RECORDS SHOWN:
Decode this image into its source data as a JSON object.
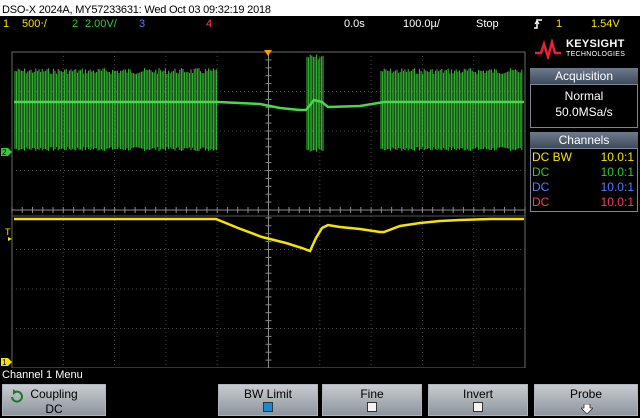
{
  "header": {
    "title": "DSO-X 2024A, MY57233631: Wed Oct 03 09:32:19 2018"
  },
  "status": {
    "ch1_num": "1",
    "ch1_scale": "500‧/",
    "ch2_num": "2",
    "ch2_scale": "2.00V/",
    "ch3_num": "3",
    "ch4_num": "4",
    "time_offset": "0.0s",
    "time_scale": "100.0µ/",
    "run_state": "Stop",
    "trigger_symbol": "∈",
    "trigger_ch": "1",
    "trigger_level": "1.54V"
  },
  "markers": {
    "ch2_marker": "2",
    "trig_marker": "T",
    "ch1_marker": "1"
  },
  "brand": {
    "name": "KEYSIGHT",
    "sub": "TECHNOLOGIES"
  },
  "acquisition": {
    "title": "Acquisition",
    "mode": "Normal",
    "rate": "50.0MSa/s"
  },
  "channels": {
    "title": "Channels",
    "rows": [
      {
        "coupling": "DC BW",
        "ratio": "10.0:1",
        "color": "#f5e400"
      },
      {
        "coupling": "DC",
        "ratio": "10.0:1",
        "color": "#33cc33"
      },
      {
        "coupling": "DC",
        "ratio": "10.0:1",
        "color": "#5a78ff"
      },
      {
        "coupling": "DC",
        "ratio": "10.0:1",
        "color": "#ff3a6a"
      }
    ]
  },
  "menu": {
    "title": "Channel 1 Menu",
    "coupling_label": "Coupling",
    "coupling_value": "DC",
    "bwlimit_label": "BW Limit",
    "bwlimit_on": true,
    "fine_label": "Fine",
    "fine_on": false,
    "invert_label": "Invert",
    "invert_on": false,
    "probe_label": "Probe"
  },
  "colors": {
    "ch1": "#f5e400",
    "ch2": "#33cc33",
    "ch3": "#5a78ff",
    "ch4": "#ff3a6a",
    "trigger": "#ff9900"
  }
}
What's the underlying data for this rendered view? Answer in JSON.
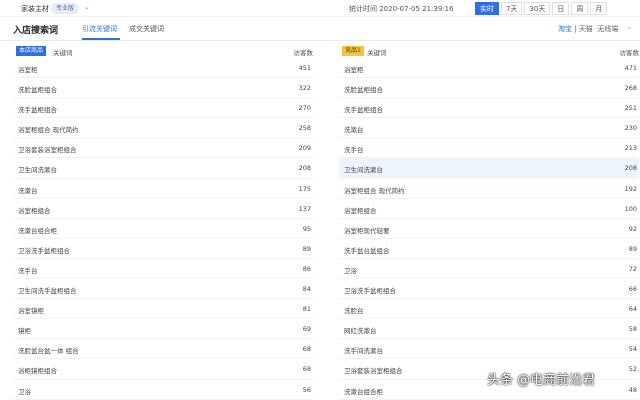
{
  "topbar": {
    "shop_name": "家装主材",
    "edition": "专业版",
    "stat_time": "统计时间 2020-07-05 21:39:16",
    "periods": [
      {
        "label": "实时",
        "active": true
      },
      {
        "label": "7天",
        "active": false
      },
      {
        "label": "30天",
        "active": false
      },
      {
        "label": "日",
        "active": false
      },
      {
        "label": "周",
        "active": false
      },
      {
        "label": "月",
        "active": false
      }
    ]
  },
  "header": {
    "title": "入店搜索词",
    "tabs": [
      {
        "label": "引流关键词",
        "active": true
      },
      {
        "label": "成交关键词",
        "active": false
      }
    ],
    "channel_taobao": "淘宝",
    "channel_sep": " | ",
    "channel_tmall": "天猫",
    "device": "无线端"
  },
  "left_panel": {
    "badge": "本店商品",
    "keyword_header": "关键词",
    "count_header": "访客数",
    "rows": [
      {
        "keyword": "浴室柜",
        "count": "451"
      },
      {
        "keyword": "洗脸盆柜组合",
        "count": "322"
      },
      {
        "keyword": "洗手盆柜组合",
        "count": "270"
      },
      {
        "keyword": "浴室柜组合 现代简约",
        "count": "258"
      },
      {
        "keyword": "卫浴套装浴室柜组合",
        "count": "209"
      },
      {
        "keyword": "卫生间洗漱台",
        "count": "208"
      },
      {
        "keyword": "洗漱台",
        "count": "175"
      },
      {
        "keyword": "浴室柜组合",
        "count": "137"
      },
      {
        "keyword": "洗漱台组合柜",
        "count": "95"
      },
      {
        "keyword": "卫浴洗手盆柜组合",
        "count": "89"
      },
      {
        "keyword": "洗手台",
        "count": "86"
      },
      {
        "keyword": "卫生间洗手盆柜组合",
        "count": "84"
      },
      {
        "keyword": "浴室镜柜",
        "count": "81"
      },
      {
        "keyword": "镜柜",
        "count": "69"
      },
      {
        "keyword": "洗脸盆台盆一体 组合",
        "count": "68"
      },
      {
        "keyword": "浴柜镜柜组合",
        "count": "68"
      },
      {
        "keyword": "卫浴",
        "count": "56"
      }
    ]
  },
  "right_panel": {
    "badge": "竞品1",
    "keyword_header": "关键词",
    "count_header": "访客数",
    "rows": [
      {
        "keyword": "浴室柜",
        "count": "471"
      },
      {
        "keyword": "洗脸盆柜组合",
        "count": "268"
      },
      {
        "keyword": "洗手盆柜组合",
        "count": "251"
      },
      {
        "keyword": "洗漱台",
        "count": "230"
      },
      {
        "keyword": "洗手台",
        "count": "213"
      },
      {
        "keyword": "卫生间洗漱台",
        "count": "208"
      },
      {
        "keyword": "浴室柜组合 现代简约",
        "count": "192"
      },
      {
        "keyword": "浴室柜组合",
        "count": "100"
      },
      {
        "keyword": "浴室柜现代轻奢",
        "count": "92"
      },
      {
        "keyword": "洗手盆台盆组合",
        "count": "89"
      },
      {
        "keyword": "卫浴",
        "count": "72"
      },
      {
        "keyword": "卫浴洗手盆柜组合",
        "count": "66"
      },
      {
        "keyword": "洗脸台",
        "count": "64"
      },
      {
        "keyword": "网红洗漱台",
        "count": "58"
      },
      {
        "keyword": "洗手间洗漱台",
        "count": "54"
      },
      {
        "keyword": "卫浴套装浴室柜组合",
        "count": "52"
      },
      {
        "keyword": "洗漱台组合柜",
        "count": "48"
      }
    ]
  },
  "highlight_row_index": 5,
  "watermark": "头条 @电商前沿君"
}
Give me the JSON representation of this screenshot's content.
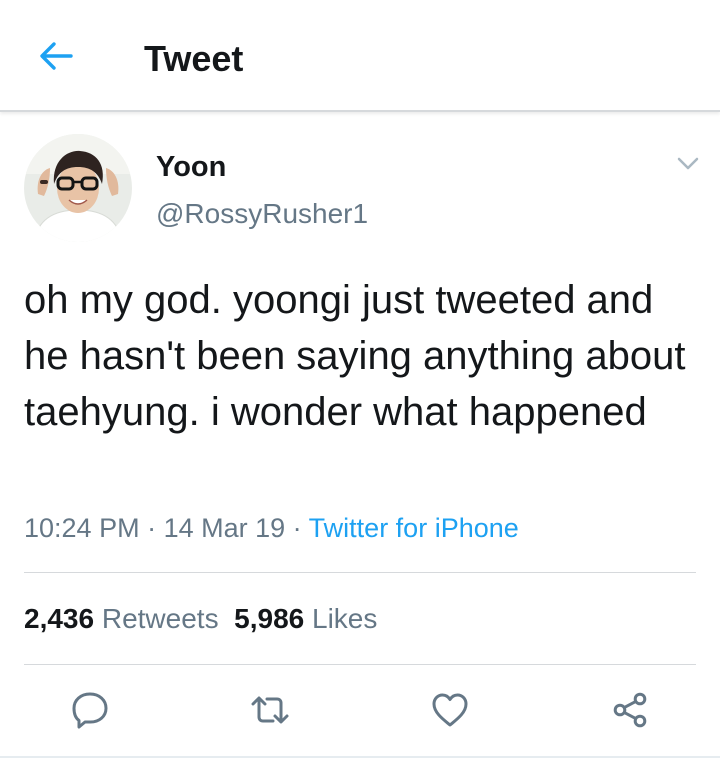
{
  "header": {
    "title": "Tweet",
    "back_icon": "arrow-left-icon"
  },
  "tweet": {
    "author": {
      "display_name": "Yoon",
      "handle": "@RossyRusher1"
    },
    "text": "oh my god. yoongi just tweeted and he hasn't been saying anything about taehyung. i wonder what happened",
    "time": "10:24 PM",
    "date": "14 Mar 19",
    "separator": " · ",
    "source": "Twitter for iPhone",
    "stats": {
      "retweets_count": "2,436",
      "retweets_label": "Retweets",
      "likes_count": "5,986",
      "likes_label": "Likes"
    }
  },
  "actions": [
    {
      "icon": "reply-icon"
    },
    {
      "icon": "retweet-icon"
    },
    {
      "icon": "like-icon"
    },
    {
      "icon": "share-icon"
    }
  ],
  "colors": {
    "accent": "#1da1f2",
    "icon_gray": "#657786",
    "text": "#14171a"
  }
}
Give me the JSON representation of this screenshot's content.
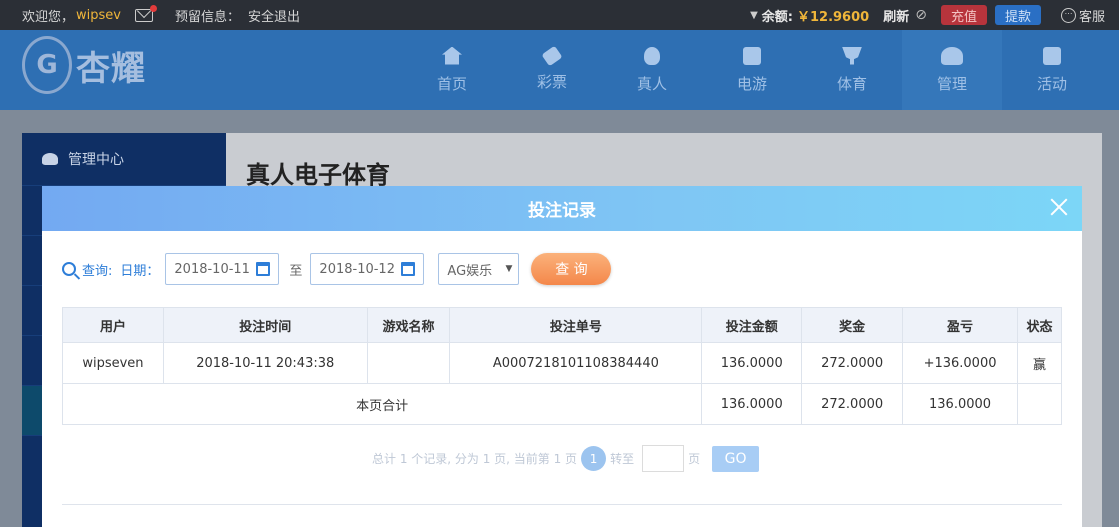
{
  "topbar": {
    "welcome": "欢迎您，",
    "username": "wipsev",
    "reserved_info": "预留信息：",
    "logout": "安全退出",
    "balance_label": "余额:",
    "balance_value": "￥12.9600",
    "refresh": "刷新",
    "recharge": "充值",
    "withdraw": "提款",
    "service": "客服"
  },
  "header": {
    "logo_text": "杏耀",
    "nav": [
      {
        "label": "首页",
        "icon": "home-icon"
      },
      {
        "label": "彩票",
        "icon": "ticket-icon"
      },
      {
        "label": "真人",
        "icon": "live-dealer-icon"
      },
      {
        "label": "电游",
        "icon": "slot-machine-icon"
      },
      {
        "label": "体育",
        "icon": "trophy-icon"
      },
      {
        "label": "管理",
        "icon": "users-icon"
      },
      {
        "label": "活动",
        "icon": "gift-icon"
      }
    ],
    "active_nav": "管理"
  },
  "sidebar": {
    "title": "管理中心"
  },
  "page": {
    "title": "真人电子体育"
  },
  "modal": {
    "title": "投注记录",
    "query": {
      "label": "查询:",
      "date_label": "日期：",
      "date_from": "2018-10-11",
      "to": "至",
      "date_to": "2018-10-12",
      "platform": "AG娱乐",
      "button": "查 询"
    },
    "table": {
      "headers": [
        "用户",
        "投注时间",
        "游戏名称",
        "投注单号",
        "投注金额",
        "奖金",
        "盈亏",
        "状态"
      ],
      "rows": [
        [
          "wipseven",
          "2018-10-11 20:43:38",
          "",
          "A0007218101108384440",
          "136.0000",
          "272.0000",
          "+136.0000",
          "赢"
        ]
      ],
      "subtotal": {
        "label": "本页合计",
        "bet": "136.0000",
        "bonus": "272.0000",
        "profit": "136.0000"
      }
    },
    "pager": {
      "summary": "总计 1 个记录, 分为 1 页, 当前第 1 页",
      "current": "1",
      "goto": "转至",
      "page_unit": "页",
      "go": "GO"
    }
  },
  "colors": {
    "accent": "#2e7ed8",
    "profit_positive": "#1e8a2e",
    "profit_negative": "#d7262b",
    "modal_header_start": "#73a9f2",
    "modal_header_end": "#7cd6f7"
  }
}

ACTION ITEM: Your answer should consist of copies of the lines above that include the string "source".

ANSWER BOX:
Decode this image into its source data as a JSON object.
    "source": "Twitter for iPhone",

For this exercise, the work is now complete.